**Data for analysis**:
---*---
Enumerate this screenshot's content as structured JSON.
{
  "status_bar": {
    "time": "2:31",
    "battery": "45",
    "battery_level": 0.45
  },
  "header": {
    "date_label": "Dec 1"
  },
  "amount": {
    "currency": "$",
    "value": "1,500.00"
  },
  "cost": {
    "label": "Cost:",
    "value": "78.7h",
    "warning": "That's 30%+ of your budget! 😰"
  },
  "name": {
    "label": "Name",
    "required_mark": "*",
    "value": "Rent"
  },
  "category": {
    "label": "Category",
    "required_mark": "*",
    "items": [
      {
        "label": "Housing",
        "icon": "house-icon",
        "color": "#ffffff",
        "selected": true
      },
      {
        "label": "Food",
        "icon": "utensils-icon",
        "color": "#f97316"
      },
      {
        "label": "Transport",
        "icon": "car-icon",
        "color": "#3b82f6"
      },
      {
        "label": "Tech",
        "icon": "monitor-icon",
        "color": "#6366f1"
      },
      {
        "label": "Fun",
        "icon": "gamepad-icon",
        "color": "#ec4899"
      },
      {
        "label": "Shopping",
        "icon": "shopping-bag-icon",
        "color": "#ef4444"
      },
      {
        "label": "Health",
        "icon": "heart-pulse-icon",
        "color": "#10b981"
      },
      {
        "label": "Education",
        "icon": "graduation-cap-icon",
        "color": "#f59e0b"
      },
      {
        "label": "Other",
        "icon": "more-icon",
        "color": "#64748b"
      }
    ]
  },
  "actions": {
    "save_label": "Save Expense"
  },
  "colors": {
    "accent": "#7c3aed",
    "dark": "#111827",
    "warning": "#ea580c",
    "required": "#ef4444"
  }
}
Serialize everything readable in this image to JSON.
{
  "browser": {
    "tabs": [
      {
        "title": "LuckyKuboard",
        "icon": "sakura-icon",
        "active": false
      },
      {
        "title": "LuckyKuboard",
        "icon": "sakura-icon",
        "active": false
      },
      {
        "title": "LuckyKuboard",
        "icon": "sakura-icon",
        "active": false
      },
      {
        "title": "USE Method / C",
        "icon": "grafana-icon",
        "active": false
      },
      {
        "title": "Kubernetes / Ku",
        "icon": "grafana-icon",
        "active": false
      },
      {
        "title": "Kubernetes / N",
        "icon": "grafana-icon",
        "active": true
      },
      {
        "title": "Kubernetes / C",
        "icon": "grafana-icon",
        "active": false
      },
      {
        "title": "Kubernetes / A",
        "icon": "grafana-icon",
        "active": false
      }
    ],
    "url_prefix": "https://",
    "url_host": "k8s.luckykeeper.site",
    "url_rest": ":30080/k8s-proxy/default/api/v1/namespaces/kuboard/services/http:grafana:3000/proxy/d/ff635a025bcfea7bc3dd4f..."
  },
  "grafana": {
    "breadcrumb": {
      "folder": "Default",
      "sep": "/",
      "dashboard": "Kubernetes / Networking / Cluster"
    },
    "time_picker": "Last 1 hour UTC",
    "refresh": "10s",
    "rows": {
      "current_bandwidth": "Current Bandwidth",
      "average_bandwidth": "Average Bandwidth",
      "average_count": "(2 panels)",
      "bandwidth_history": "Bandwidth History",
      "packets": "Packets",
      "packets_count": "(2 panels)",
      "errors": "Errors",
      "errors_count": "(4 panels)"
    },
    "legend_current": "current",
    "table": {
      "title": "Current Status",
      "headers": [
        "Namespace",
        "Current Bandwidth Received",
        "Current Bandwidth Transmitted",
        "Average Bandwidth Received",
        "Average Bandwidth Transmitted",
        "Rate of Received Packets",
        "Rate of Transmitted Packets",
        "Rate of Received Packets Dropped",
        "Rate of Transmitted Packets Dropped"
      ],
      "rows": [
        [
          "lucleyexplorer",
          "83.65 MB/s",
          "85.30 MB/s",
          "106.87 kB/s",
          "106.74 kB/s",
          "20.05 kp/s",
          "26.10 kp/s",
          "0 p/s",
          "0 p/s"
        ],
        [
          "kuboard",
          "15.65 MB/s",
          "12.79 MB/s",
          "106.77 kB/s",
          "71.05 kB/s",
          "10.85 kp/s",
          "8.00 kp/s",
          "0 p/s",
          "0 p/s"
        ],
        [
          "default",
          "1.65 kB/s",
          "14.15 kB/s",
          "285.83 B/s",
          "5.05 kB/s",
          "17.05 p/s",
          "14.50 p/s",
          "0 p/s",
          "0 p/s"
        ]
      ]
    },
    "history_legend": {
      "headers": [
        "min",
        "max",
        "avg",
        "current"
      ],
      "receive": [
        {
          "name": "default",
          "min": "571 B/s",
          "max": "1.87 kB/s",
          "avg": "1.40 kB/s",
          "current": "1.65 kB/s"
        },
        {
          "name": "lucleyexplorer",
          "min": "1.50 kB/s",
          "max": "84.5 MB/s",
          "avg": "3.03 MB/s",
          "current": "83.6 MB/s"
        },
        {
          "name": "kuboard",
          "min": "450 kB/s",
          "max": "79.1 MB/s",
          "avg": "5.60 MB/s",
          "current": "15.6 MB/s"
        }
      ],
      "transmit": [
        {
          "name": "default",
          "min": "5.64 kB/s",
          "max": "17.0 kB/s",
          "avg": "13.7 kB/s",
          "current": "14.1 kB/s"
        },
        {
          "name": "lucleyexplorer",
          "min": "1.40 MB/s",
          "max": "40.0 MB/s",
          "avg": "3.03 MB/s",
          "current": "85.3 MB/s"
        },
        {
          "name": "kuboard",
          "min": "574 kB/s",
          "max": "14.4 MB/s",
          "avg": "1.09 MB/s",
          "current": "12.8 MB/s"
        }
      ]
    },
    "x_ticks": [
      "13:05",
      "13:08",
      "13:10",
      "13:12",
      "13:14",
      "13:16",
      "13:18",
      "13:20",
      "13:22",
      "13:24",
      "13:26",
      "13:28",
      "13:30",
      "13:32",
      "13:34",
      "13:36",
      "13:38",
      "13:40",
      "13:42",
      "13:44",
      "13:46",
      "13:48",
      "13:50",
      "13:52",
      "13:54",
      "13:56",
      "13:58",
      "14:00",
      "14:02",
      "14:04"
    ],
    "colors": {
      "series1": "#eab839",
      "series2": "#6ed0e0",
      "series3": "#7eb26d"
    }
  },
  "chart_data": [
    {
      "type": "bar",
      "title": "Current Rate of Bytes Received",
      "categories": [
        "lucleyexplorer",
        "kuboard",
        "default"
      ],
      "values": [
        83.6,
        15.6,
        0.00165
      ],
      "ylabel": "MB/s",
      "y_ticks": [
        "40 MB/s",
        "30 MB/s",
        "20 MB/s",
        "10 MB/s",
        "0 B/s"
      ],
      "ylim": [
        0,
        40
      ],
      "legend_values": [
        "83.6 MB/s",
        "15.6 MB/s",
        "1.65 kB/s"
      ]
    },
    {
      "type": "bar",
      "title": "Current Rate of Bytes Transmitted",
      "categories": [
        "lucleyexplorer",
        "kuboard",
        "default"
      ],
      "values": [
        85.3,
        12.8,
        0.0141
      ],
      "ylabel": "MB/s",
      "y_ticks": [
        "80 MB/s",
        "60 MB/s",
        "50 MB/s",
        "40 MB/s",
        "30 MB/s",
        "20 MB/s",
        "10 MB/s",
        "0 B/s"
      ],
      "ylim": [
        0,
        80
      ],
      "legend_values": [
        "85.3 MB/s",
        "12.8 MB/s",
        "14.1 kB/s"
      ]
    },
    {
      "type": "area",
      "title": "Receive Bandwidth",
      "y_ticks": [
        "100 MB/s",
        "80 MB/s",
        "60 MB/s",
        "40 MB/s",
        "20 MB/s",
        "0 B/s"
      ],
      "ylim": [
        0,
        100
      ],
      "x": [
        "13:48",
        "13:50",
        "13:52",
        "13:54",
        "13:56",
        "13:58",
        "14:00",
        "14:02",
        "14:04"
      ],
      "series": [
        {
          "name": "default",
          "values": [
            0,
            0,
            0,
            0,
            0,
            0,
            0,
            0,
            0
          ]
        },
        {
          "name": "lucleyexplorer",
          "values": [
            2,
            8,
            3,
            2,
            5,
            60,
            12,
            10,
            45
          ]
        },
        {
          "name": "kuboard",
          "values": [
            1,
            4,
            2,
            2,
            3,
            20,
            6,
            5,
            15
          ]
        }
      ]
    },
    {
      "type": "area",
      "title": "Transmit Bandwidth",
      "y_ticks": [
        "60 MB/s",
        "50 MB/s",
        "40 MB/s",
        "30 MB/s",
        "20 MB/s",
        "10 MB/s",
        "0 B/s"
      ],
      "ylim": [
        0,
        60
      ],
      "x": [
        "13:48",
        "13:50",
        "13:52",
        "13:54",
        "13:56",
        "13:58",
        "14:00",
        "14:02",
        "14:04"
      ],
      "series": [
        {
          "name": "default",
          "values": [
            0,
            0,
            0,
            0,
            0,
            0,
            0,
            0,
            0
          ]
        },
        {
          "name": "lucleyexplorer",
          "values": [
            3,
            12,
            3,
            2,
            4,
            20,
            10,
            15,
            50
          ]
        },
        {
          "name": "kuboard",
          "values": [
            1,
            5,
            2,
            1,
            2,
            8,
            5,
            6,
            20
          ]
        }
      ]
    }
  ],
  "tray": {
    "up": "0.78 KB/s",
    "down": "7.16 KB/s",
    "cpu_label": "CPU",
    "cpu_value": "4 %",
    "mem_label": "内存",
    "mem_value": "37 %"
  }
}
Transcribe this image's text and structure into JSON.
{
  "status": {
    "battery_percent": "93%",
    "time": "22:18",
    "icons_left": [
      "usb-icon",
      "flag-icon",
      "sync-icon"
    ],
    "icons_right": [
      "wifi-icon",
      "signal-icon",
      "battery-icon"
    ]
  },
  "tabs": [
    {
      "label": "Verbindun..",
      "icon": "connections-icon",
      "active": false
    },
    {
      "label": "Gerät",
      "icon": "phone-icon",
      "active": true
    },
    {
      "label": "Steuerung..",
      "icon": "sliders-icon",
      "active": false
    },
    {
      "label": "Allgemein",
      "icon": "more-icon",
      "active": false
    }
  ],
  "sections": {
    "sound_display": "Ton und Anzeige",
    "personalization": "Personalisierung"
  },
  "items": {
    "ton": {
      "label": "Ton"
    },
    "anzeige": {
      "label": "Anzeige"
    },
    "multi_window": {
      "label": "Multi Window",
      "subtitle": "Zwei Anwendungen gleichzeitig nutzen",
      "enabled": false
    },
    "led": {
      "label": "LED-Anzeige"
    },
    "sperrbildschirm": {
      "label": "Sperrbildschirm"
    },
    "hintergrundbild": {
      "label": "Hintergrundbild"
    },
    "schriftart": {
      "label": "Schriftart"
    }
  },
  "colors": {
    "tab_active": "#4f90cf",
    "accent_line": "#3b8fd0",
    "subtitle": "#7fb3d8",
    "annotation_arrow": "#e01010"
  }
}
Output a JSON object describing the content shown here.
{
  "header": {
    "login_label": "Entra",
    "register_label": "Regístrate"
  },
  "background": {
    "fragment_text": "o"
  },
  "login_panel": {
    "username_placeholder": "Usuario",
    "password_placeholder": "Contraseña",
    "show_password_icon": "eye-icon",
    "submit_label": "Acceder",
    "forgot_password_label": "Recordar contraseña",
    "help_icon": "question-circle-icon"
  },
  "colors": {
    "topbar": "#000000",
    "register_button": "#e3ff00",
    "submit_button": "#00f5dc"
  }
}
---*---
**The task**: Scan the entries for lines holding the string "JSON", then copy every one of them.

**Exercise output**:
Enumerate this screenshot's content as structured JSON.
Serialize everything readable in this image to JSON.
Transcribe this image's text and structure into JSON.
Output a JSON object describing the content shown here.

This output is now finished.